Dataset excerpts:
------------------------------------------------

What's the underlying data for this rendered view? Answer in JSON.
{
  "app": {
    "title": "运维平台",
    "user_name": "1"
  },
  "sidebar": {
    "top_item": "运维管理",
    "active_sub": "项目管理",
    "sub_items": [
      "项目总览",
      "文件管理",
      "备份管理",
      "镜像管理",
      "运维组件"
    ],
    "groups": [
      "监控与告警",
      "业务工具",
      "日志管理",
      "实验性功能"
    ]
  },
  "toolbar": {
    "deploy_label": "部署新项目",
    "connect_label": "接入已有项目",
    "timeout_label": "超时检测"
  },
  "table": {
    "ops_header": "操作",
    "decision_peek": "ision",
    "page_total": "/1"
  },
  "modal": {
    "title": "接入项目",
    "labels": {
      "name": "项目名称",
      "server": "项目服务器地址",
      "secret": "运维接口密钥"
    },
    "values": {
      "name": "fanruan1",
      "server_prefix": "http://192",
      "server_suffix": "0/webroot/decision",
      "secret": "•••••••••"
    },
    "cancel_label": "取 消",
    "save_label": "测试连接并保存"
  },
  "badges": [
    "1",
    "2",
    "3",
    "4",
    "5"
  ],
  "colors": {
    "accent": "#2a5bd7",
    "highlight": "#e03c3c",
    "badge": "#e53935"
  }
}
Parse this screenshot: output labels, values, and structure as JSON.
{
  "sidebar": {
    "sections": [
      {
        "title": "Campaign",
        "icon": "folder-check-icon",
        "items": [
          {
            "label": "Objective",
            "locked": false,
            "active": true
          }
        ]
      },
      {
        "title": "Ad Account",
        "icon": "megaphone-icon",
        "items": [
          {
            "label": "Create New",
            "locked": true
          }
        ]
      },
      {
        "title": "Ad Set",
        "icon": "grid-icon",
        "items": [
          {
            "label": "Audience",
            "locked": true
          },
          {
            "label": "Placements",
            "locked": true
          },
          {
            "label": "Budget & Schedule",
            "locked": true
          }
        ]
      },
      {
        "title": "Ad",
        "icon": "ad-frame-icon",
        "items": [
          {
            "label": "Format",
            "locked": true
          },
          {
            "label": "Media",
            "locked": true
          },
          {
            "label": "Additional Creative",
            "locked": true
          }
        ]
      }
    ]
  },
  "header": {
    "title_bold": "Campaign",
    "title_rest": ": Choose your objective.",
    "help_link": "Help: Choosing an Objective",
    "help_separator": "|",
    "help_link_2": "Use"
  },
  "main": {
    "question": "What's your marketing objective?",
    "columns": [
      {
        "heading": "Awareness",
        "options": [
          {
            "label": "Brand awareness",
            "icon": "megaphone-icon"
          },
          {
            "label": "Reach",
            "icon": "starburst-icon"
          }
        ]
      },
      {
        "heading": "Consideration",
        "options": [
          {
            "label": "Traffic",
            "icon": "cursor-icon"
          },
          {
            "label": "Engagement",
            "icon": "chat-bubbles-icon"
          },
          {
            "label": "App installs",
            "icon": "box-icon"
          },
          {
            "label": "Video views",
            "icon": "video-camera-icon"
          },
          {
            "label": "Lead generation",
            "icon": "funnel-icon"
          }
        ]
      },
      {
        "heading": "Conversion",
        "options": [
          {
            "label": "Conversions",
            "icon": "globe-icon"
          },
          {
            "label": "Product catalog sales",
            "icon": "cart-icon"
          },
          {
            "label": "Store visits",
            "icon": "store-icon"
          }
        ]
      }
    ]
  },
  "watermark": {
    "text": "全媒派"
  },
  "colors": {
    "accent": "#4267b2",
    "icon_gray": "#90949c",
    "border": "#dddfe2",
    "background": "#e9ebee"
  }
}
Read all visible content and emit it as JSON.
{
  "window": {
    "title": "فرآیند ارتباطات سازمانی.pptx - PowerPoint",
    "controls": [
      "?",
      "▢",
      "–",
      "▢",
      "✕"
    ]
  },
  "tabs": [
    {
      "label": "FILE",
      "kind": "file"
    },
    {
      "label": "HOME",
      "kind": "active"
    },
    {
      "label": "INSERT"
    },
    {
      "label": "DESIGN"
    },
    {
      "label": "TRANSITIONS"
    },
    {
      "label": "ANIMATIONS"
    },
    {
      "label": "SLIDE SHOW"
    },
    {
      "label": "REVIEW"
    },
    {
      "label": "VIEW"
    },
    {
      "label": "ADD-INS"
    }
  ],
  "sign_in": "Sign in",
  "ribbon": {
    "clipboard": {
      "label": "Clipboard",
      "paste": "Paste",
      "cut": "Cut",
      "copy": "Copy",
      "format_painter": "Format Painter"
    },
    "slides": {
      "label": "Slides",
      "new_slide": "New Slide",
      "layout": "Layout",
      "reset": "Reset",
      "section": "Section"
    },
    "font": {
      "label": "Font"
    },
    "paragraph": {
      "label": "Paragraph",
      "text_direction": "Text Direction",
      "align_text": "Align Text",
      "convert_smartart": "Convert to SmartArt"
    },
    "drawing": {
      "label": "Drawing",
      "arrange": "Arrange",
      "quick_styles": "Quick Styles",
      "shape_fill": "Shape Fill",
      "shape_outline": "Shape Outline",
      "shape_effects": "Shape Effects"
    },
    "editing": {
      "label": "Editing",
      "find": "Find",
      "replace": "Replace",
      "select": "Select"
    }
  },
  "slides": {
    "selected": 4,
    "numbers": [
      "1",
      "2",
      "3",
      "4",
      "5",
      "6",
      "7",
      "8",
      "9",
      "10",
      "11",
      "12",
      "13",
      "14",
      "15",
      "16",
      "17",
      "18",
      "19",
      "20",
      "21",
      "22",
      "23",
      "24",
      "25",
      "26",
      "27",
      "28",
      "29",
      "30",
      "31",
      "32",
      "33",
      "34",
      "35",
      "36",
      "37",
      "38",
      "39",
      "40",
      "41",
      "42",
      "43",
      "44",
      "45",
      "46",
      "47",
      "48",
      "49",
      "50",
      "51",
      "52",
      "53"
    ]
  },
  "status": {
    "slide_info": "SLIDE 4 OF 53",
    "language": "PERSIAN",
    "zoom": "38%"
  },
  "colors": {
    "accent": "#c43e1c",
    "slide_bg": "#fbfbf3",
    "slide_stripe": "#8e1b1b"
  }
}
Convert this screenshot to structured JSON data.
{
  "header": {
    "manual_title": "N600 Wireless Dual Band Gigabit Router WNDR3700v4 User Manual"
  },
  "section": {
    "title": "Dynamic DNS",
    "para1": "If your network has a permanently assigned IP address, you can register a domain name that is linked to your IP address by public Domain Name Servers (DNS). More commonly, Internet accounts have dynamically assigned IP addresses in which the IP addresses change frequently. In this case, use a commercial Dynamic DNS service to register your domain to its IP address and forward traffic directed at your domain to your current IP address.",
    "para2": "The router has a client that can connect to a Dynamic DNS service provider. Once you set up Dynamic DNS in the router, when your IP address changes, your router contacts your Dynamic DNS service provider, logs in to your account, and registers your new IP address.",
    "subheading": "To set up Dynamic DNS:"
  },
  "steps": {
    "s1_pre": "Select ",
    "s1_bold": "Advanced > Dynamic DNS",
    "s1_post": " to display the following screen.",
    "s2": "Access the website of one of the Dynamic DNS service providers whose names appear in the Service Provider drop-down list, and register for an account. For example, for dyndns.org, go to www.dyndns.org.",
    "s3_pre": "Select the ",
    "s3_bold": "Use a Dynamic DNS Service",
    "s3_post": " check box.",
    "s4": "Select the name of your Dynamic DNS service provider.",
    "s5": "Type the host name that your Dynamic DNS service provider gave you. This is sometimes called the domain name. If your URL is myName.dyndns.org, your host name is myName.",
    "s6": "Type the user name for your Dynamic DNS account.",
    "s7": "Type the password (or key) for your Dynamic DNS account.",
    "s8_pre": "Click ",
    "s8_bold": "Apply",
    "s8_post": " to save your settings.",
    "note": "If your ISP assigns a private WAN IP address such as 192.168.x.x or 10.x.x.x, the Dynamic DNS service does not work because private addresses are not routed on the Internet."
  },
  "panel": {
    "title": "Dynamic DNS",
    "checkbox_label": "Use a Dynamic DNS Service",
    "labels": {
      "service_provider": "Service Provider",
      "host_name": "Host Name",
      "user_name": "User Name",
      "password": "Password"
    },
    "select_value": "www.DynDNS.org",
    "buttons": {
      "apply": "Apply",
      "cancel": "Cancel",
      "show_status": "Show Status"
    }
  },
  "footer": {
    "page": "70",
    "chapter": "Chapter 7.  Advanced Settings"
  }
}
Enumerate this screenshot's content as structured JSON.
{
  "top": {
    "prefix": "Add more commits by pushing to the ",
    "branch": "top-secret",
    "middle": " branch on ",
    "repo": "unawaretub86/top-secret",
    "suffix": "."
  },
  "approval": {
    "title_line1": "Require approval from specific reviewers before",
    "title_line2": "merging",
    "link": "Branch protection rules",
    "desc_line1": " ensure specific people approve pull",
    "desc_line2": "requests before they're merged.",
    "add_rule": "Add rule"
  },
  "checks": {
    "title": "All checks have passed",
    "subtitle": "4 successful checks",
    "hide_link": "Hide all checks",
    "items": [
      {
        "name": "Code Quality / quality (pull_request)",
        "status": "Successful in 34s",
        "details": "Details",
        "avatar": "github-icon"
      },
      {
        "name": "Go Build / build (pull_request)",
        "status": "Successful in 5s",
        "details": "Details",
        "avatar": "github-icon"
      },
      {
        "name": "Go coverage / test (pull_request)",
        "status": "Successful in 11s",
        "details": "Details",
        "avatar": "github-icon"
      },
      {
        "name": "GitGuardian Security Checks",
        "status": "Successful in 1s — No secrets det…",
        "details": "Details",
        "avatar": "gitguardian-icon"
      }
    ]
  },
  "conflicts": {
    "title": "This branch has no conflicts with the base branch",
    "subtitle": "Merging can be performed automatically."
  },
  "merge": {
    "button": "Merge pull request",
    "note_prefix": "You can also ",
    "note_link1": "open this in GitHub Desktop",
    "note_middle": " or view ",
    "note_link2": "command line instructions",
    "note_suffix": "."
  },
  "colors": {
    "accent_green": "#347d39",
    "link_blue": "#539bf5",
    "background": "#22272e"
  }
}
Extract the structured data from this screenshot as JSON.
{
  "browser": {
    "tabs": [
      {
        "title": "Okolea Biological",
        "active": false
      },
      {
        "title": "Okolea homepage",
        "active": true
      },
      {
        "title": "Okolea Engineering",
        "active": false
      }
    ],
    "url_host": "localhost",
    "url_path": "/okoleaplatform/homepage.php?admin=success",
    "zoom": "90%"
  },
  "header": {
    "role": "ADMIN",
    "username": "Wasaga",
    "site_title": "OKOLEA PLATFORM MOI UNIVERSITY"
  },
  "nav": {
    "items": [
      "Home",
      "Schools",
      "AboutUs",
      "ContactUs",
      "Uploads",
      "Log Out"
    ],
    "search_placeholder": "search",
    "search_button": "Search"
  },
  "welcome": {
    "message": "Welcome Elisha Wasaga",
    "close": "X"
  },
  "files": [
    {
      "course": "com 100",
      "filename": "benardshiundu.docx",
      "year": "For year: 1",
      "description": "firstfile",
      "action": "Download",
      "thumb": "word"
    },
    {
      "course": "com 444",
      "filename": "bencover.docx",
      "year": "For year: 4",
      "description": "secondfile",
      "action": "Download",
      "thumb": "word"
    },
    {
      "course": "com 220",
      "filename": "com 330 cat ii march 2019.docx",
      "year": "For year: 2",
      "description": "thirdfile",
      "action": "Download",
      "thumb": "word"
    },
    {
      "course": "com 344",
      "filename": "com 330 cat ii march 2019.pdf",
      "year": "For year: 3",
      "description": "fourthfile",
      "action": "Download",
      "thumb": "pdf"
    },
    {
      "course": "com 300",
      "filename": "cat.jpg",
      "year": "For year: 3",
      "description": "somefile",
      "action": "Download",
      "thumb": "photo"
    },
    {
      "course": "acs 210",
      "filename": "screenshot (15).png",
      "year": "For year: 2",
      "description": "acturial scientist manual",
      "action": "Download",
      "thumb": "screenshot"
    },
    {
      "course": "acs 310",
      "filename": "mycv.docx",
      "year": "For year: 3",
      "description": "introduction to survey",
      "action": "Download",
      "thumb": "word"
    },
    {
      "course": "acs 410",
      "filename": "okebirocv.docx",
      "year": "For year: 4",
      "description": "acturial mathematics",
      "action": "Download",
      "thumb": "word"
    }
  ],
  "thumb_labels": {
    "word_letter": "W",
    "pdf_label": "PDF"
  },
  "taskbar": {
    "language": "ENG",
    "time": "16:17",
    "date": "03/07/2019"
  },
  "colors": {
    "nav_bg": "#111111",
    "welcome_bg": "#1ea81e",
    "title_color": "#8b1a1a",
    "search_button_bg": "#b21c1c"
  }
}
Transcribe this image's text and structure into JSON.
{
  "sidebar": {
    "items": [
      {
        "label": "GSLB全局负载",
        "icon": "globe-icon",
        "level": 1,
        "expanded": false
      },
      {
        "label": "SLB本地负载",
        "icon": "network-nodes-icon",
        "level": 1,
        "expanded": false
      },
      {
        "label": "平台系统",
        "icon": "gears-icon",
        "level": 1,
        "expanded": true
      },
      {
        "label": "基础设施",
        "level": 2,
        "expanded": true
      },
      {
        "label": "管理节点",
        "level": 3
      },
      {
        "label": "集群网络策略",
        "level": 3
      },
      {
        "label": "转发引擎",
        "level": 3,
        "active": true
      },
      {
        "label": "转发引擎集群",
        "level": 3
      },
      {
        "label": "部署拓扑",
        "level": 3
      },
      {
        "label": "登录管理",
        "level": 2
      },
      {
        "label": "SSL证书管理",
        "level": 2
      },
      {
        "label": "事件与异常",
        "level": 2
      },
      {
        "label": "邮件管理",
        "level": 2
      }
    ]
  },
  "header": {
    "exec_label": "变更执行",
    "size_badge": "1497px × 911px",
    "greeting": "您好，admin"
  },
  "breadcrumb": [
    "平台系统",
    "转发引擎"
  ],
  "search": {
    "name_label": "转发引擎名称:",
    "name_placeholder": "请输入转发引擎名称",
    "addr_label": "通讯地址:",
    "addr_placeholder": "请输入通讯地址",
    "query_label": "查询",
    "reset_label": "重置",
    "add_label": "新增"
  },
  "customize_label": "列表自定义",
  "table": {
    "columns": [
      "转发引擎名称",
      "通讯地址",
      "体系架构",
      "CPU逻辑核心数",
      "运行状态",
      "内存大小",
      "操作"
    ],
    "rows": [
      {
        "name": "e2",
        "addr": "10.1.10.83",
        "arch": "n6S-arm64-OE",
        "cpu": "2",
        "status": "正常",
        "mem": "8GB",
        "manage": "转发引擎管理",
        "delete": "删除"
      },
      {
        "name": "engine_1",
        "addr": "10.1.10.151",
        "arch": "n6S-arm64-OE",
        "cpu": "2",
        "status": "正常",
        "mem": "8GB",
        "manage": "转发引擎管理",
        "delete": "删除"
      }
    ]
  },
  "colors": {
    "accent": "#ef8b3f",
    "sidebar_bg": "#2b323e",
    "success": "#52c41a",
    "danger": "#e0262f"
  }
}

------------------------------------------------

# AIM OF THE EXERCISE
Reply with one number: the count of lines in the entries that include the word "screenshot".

# SOLUTION
6